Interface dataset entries
○ ○ ○
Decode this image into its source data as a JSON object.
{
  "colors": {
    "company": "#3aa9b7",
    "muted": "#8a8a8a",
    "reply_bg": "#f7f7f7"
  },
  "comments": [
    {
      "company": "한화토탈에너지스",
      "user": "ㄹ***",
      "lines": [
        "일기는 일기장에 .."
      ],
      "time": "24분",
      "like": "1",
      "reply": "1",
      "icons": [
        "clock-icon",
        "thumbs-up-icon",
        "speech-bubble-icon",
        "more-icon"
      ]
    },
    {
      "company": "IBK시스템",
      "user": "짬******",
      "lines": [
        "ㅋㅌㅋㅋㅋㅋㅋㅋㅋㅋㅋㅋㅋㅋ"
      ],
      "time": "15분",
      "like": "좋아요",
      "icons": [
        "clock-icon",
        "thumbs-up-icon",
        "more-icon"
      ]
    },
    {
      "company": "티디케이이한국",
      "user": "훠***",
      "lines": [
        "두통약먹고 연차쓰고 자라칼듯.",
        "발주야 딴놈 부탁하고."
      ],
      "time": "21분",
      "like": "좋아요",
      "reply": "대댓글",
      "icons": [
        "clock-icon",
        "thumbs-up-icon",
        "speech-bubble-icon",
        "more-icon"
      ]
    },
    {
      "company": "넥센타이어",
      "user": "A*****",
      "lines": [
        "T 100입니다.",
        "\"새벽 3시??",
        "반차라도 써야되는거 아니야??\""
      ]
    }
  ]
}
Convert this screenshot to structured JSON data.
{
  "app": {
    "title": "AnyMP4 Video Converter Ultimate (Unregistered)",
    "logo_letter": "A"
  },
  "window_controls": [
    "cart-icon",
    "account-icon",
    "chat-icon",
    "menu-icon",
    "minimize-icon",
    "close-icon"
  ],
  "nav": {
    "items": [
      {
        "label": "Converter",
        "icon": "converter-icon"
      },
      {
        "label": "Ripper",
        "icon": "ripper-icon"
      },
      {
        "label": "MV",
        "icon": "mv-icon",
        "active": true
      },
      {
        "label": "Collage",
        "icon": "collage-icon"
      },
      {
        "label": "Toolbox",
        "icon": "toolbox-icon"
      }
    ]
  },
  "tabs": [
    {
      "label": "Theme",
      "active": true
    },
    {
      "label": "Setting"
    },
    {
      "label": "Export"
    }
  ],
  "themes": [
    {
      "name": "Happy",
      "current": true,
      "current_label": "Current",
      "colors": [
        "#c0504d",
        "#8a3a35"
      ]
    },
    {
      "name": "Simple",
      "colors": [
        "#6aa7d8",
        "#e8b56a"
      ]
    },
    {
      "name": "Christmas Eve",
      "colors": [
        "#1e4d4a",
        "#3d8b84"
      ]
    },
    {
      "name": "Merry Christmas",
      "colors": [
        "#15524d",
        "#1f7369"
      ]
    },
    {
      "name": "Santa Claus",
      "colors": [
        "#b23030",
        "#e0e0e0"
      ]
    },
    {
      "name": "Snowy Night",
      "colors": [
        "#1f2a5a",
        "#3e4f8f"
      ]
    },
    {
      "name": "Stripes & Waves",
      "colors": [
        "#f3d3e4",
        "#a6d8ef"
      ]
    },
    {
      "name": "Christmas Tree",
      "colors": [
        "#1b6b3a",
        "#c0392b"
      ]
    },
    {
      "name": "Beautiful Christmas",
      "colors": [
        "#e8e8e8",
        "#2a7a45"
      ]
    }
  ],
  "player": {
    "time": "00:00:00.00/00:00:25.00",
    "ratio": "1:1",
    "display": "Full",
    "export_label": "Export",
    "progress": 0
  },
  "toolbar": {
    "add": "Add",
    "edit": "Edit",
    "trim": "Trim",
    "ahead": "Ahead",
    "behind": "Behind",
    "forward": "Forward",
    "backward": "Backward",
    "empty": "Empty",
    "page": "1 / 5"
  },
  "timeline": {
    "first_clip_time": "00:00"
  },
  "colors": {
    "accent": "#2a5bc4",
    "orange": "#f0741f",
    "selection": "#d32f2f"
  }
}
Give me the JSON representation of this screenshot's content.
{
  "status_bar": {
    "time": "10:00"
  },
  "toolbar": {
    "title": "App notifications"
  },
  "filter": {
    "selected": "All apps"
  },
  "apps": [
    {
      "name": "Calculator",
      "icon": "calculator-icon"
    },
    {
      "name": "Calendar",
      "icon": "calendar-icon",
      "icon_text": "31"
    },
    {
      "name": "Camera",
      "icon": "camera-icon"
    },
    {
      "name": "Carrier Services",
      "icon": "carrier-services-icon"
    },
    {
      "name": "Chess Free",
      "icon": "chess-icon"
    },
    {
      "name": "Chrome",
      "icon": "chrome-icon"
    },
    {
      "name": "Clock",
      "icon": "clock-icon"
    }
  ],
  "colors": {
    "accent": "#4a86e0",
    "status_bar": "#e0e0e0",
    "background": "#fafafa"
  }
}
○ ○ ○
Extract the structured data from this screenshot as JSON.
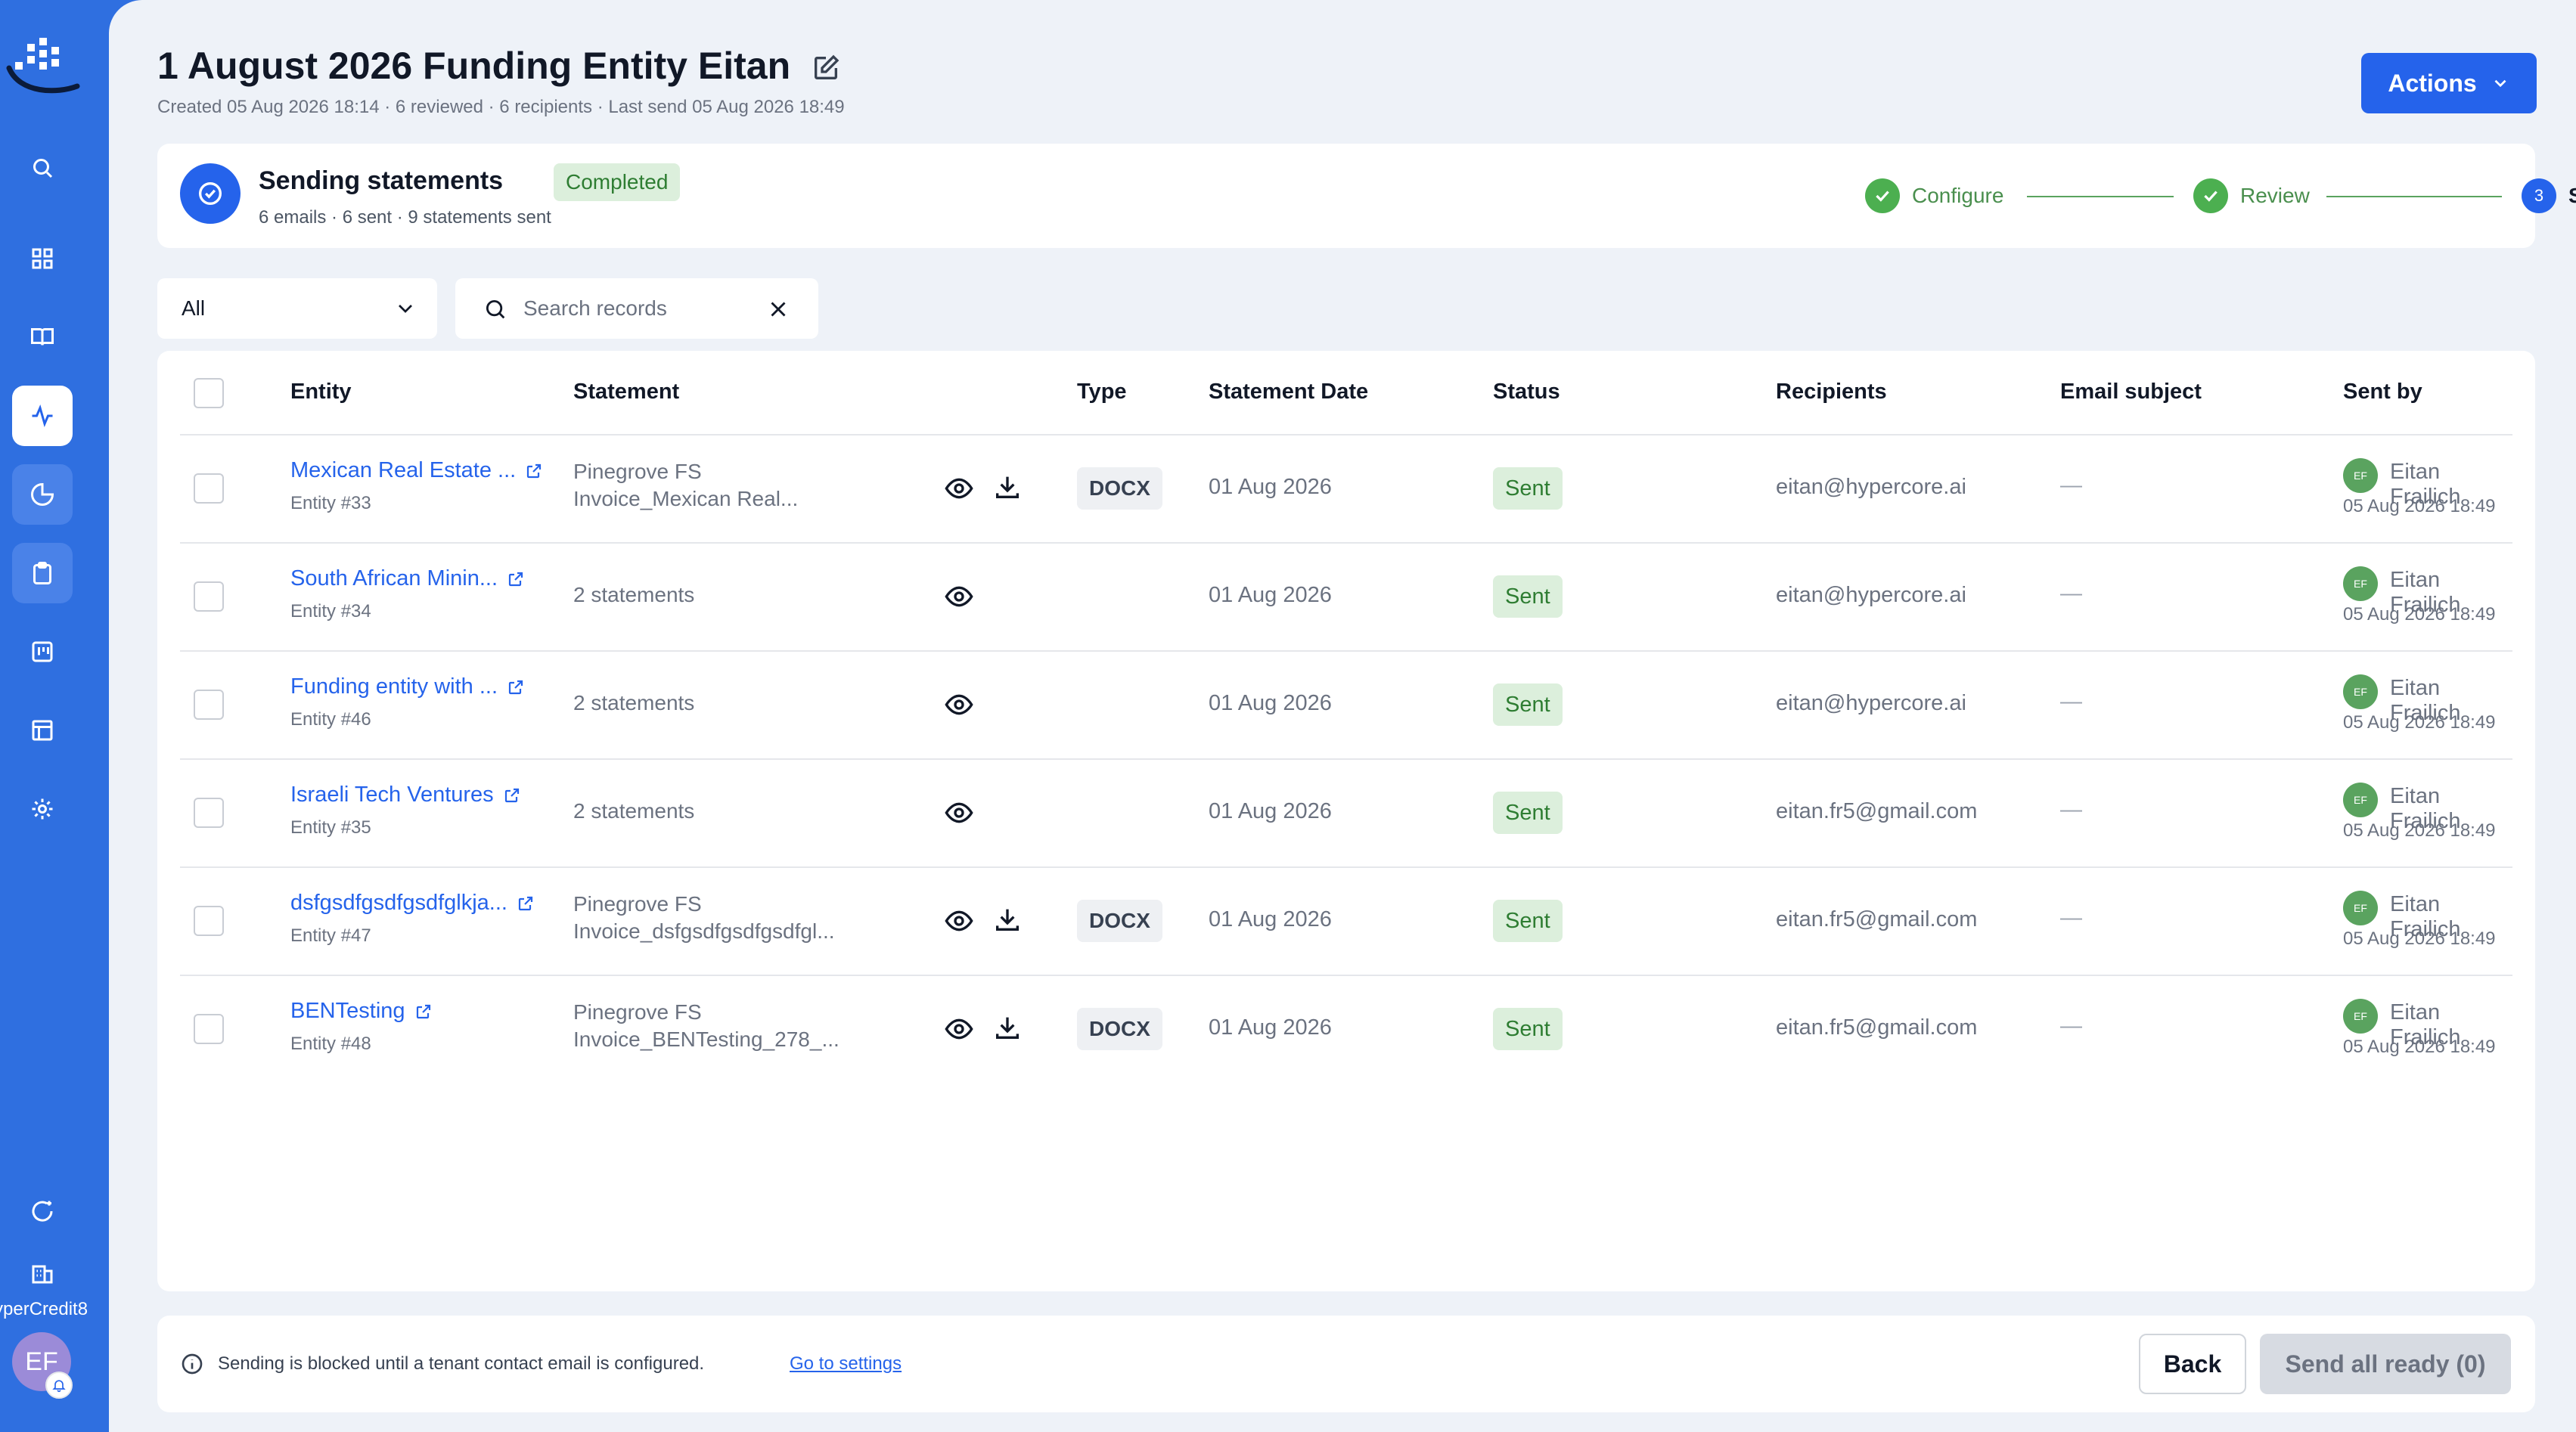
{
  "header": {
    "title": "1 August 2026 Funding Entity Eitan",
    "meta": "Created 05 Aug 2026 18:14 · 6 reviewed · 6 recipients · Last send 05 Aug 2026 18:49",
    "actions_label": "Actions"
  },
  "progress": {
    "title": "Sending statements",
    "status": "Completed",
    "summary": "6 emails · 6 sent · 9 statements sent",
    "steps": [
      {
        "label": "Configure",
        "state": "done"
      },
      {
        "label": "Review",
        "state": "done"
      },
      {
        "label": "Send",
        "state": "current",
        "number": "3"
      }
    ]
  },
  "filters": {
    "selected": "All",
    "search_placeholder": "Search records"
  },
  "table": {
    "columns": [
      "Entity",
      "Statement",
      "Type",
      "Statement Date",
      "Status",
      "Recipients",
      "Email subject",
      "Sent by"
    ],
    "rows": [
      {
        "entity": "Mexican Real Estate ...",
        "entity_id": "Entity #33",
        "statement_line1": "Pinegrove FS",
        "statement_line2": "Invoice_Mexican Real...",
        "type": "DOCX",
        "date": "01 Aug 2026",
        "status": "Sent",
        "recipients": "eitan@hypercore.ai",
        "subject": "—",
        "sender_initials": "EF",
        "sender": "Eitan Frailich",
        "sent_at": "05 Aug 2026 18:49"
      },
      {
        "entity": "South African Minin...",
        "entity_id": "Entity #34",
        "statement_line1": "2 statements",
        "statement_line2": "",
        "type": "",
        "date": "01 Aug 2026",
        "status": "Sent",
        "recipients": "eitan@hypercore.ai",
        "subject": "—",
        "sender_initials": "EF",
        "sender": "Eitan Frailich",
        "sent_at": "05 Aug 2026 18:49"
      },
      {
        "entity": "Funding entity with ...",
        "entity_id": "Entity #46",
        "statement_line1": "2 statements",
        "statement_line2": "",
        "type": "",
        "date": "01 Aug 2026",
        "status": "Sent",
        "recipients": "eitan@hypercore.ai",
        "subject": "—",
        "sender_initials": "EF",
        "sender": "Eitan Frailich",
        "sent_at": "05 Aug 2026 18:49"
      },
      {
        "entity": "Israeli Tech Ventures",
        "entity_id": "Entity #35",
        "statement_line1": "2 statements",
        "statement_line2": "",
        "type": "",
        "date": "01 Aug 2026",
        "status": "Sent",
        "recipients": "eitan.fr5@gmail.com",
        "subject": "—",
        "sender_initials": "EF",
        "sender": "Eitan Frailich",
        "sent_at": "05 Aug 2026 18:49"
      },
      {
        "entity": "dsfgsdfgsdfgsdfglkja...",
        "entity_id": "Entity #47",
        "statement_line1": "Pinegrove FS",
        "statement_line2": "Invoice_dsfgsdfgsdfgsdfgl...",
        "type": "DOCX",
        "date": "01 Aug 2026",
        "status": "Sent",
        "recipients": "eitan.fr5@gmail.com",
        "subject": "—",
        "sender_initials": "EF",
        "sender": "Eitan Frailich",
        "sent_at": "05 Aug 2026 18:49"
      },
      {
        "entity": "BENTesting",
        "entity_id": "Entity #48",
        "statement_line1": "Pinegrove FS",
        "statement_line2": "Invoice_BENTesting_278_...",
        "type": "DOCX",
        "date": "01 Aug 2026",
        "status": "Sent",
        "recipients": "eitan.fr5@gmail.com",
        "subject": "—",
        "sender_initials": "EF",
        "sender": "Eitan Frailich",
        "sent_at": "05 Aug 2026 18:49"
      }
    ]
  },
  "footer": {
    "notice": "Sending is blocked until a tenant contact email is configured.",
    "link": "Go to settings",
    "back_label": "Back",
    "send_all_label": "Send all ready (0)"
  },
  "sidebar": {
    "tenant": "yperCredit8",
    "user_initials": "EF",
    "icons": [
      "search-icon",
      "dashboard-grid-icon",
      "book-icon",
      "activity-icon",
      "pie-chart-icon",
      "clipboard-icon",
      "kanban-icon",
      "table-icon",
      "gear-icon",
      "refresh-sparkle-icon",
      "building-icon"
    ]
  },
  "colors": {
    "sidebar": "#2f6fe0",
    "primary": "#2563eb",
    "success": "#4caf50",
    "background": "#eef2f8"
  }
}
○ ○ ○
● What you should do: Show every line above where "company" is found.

● Solution to this exercise:
    "company": "#3aa9b7",
      "company": "한화토탈에너지스",
      "company": "IBK시스템",
      "company": "티디케이이한국",
      "company": "넥센타이어",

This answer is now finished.